### Extracted material
<<<<

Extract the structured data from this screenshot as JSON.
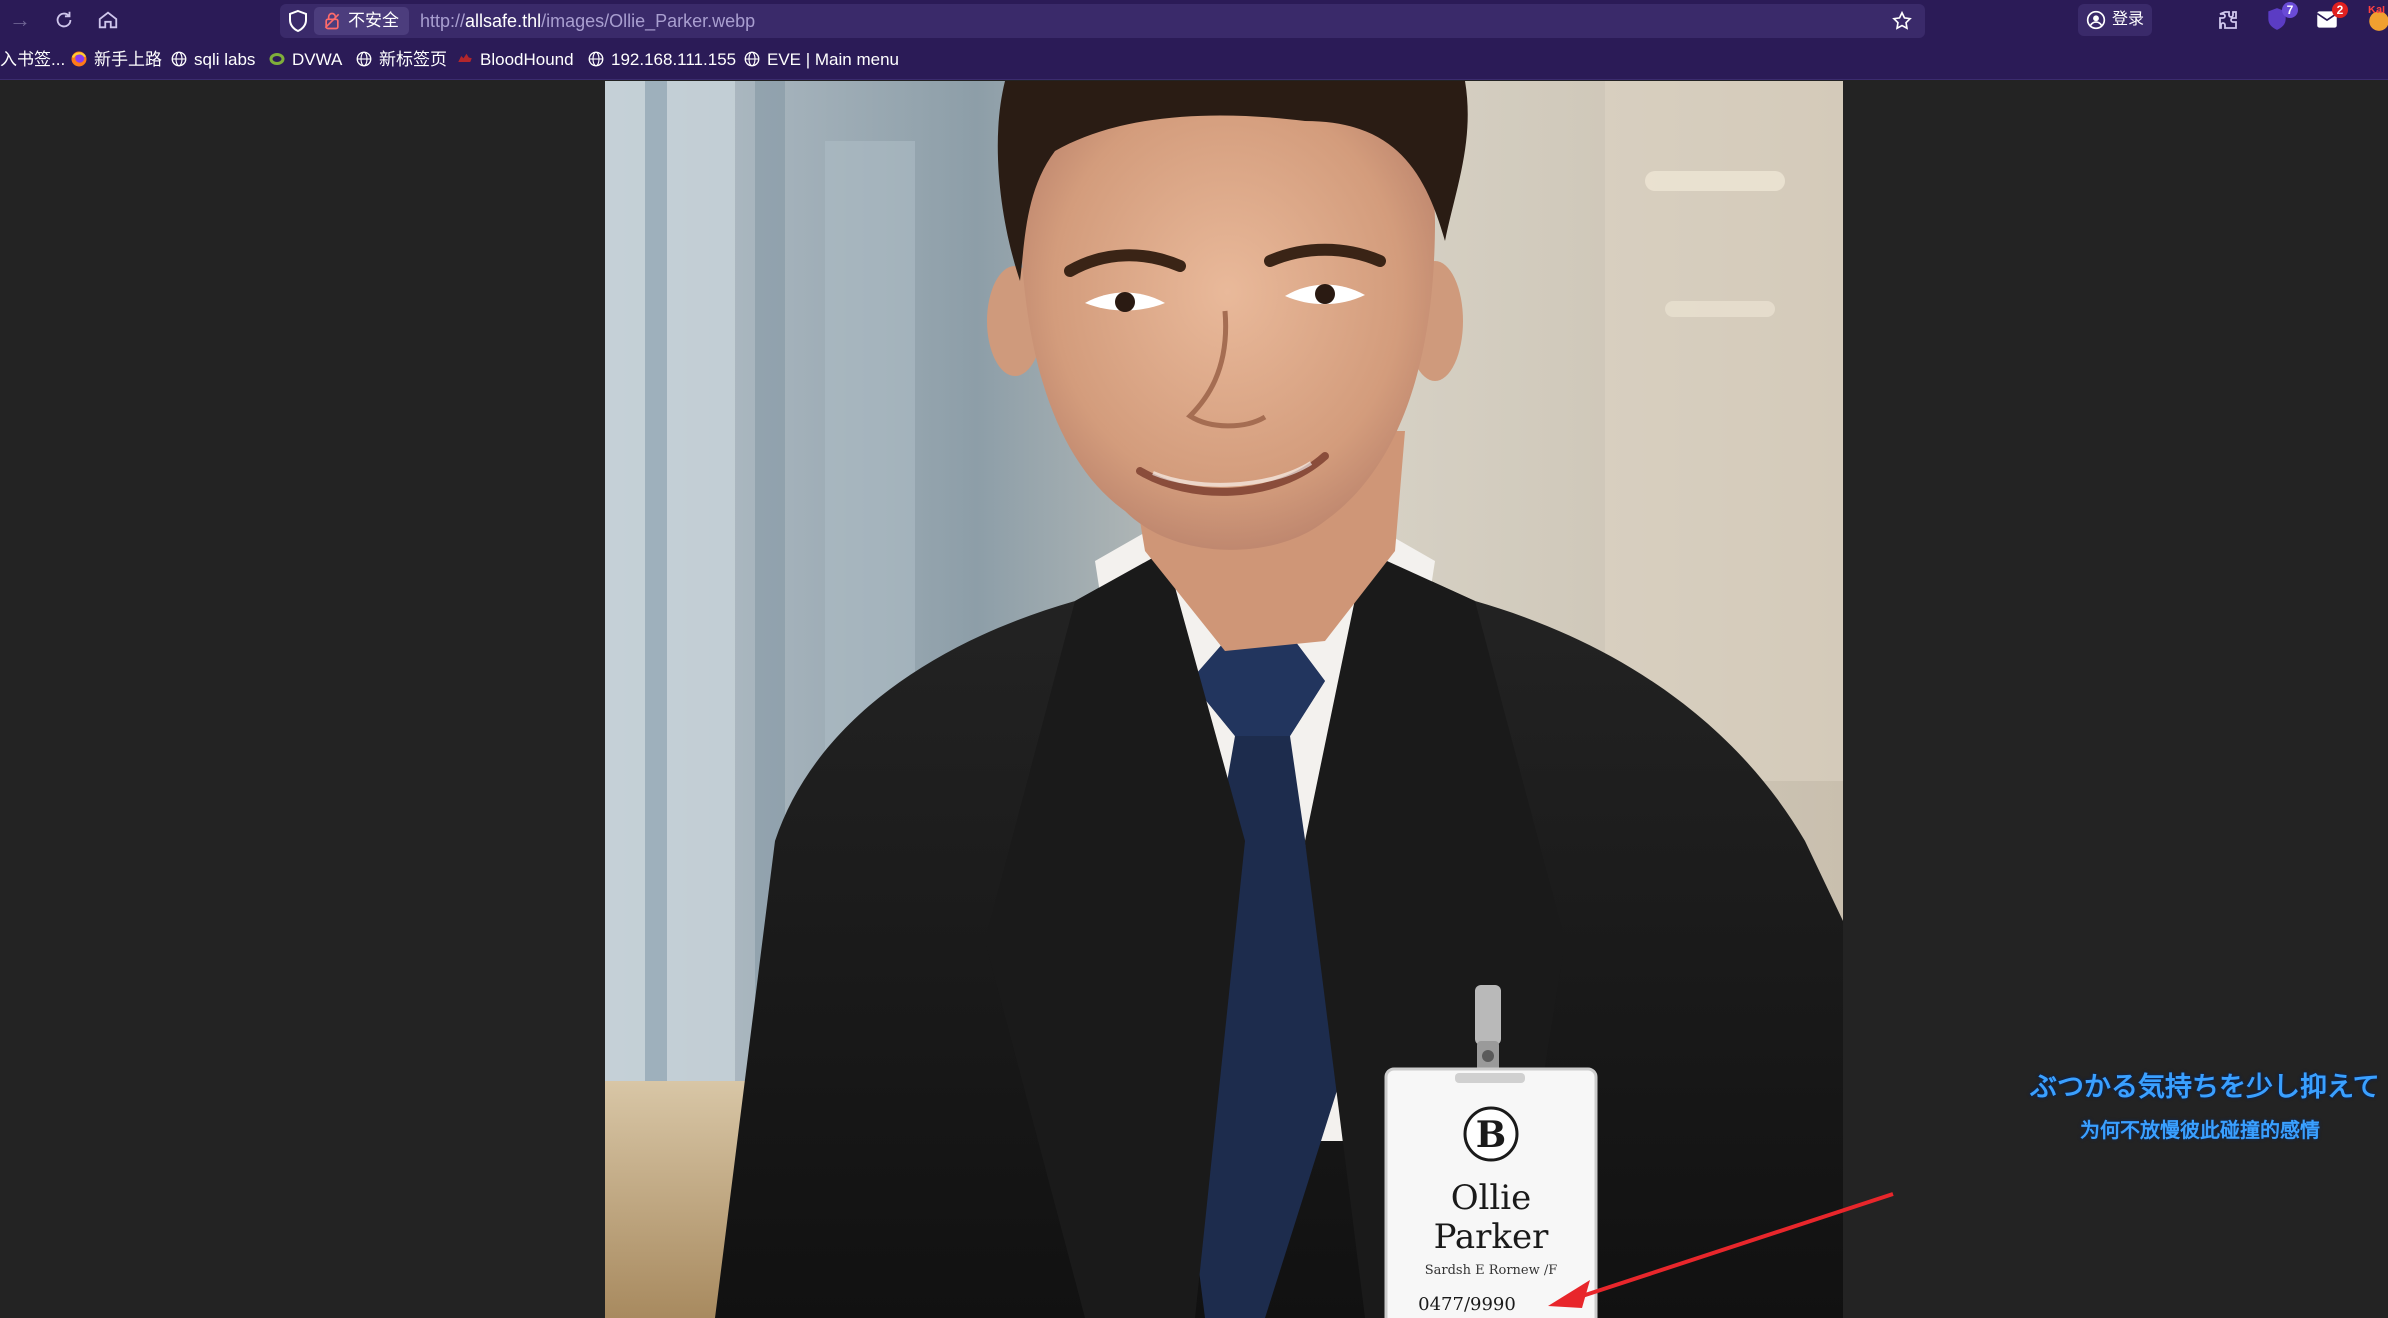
{
  "browser": {
    "security_label": "不安全",
    "url_prefix": "http://",
    "url_host": "allsafe.thl",
    "url_path": "/images/Ollie_Parker.webp",
    "account_label": "登录",
    "extension_badges": [
      "7",
      "2"
    ],
    "truncated_profile_label": "Kal"
  },
  "bookmarks": [
    {
      "label": "入书签...",
      "icon": "none"
    },
    {
      "label": "新手上路",
      "icon": "firefox-icon"
    },
    {
      "label": "sqli labs",
      "icon": "globe-icon"
    },
    {
      "label": "DVWA",
      "icon": "dvwa-icon"
    },
    {
      "label": "新标签页",
      "icon": "globe-icon"
    },
    {
      "label": "BloodHound",
      "icon": "bloodhound-icon"
    },
    {
      "label": "192.168.111.155",
      "icon": "globe-icon"
    },
    {
      "label": "EVE | Main menu",
      "icon": "globe-icon"
    }
  ],
  "badge": {
    "logo_letter": "B",
    "first_name": "Ollie",
    "last_name": "Parker",
    "title_line": "Sardsh E Rornew /F",
    "number": "0477/9990"
  },
  "overlay": {
    "japanese_line": "ぶつかる気持ちを少し抑えて",
    "chinese_line": "为何不放慢彼此碰撞的感情"
  },
  "colors": {
    "toolbar": "#2b1b57",
    "urlbar": "#3a2a6a",
    "page_bg": "#232323",
    "arrow": "#e8262b",
    "overlay_text": "#3aa0ff"
  }
}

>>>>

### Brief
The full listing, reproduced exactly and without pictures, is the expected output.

### Final answer
Extract the structured data from this screenshot as JSON.
{
  "browser": {
    "security_label": "不安全",
    "url_prefix": "http://",
    "url_host": "allsafe.thl",
    "url_path": "/images/Ollie_Parker.webp",
    "account_label": "登录",
    "extension_badges": [
      "7",
      "2"
    ],
    "truncated_profile_label": "Kal"
  },
  "bookmarks": [
    {
      "label": "入书签...",
      "icon": "none"
    },
    {
      "label": "新手上路",
      "icon": "firefox-icon"
    },
    {
      "label": "sqli labs",
      "icon": "globe-icon"
    },
    {
      "label": "DVWA",
      "icon": "dvwa-icon"
    },
    {
      "label": "新标签页",
      "icon": "globe-icon"
    },
    {
      "label": "BloodHound",
      "icon": "bloodhound-icon"
    },
    {
      "label": "192.168.111.155",
      "icon": "globe-icon"
    },
    {
      "label": "EVE | Main menu",
      "icon": "globe-icon"
    }
  ],
  "badge": {
    "logo_letter": "B",
    "first_name": "Ollie",
    "last_name": "Parker",
    "title_line": "Sardsh E Rornew /F",
    "number": "0477/9990"
  },
  "overlay": {
    "japanese_line": "ぶつかる気持ちを少し抑えて",
    "chinese_line": "为何不放慢彼此碰撞的感情"
  },
  "colors": {
    "toolbar": "#2b1b57",
    "urlbar": "#3a2a6a",
    "page_bg": "#232323",
    "arrow": "#e8262b",
    "overlay_text": "#3aa0ff"
  }
}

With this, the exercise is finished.